* Definition for a binary tree node.
* public class TreeNode {
*     public int val;
*     public TreeNode left;
*     public TreeNode right;
*     public TreeNode(int x) { val = x; }
* }
*/
public class Solution {
public IList DistanceK(TreeNode root, TreeNode target, int K) {
// This is a classic problem that can be solved using a breadth first search.
// We start by doing a breadth first search from the target node.
// For each node in the search queue, we add its distance from the target node to a dictionary.
// We also add its left and right child nodes to the search queue if they exist.
// Once we have searched the entire tree, we can iterate through the dictionary and return all nodes that have a distance of K from the target node.

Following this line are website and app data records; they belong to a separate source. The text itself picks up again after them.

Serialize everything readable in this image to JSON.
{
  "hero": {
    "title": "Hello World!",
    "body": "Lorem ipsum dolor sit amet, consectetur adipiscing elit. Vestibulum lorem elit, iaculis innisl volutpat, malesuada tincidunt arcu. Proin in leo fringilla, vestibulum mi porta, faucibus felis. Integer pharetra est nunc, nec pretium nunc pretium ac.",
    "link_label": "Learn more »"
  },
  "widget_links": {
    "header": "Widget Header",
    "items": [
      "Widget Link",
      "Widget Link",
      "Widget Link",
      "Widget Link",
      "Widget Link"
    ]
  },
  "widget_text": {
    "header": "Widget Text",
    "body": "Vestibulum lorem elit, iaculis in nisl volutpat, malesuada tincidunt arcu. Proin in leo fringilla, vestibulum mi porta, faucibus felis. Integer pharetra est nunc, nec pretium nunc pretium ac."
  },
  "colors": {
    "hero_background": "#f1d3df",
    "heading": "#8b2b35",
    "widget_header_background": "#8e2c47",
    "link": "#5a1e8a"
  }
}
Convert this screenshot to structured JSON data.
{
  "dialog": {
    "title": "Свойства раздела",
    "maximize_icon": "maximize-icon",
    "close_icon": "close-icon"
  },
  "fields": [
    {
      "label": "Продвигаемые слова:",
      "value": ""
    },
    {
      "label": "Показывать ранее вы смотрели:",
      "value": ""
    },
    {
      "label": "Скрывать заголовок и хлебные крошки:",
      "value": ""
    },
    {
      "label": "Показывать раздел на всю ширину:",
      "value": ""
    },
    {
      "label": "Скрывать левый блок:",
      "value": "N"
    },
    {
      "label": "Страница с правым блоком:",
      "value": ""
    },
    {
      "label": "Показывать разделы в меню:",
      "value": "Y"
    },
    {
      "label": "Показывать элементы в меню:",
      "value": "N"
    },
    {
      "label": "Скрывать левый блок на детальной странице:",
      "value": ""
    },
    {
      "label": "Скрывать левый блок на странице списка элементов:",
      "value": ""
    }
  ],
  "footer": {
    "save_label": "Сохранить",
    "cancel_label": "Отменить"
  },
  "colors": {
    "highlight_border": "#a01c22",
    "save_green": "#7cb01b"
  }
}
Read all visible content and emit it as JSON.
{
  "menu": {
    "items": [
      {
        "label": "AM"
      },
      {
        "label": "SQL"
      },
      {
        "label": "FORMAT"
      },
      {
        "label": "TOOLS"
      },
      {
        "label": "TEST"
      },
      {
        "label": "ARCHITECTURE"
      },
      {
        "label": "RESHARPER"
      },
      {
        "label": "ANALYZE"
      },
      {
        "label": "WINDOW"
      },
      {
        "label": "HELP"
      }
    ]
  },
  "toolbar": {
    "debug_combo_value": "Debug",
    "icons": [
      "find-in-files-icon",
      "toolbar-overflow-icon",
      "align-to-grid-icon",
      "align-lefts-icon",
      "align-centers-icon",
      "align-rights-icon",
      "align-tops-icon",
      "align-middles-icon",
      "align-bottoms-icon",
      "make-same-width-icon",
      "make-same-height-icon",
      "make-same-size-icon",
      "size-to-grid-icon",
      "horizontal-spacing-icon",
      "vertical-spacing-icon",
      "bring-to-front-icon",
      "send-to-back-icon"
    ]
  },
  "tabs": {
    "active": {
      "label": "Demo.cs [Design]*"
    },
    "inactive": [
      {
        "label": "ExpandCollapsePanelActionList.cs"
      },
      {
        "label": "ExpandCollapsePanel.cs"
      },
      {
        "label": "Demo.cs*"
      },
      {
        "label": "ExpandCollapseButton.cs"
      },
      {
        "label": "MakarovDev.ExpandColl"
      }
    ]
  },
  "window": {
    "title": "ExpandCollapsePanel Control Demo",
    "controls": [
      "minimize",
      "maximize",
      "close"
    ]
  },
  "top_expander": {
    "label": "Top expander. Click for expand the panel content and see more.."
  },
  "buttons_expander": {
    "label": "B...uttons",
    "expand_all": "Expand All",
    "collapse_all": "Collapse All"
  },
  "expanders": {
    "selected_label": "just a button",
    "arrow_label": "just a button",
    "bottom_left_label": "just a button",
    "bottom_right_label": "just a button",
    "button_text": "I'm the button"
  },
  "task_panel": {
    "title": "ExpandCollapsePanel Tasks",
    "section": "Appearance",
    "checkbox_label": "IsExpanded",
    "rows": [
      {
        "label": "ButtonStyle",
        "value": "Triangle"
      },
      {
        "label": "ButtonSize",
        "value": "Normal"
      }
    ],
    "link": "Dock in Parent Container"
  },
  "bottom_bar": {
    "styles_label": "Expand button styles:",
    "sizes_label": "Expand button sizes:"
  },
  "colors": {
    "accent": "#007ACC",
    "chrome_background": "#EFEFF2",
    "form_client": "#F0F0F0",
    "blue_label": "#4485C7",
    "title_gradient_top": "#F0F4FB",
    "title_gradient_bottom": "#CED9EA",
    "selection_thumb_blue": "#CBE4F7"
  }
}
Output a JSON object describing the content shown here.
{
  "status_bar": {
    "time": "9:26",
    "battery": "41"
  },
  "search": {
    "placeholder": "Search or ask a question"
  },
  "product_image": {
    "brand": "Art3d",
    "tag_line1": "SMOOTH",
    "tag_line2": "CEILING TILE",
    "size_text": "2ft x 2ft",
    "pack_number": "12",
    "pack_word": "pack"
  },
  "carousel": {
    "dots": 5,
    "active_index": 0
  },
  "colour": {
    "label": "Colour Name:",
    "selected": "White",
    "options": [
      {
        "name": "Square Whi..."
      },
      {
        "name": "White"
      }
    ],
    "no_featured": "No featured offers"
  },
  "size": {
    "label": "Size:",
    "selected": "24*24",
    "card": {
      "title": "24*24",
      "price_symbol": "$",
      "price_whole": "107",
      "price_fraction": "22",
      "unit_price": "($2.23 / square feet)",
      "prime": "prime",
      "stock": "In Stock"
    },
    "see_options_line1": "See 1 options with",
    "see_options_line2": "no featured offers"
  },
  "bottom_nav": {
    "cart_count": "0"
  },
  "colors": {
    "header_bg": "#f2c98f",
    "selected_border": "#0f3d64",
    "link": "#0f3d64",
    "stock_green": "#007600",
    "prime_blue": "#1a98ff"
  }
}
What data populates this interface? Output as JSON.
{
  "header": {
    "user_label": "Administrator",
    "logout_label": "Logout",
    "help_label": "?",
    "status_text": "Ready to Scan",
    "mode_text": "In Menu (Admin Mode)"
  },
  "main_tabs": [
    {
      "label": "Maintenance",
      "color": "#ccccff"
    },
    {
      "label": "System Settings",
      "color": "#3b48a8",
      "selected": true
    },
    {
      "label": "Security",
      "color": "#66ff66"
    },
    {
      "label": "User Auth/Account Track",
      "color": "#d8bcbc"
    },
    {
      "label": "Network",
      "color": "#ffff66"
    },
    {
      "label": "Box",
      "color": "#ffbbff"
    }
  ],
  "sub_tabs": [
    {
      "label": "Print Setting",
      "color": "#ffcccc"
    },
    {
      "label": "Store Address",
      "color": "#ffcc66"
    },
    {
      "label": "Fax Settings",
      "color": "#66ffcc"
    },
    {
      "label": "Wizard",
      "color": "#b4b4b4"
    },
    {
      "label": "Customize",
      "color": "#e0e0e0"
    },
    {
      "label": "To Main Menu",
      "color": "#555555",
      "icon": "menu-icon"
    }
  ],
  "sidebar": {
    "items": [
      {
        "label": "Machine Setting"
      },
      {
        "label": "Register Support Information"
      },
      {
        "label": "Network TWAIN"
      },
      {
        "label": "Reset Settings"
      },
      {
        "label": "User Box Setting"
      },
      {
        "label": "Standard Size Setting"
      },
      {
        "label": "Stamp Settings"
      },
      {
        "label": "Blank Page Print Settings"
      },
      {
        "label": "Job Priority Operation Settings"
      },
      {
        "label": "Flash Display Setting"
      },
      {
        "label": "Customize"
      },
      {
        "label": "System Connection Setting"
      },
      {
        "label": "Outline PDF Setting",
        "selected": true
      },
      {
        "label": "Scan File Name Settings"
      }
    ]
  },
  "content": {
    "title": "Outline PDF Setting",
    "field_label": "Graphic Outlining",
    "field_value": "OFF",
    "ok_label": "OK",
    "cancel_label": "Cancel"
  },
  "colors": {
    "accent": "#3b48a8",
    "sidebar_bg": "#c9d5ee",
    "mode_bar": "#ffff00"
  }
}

// Create a queue for the breadth first search and a dictionary to store the distance of each node from the target node.
Queue queue = new Queue();
Dictionary distance = new Dictionary();

// Add the target node to the queue and set its distance to 0.
queue.Enqueue(target);

// Perform the breadth first search.
while (queue.Count > 0)
{
// Get the next node in the queue.
TreeNode node = queue.Dequeue();

// If this node is the root node, we can stop the search.
if (node == root)
{
break;
}

// Add the node's left and right child nodes to the queue if they exist.
if (node.left != null)
{
queue.Enqueue(node.left);
}

if (node.right != null)
{
queue.Enqueue(node.right);
}

// Check if the node's parent node is in the queue.
// If not, add it to the queue and set its distance.
if (!queue.Contains(node.parent))
{
queue.Enqueue(node.parent);
}
}

// Iterate through the dictionary and return all nodes that have a distance of K from the target node.
List result = new List();
foreach (KeyValuePair kvp in distance)
{
if (kvp.Value == K)
{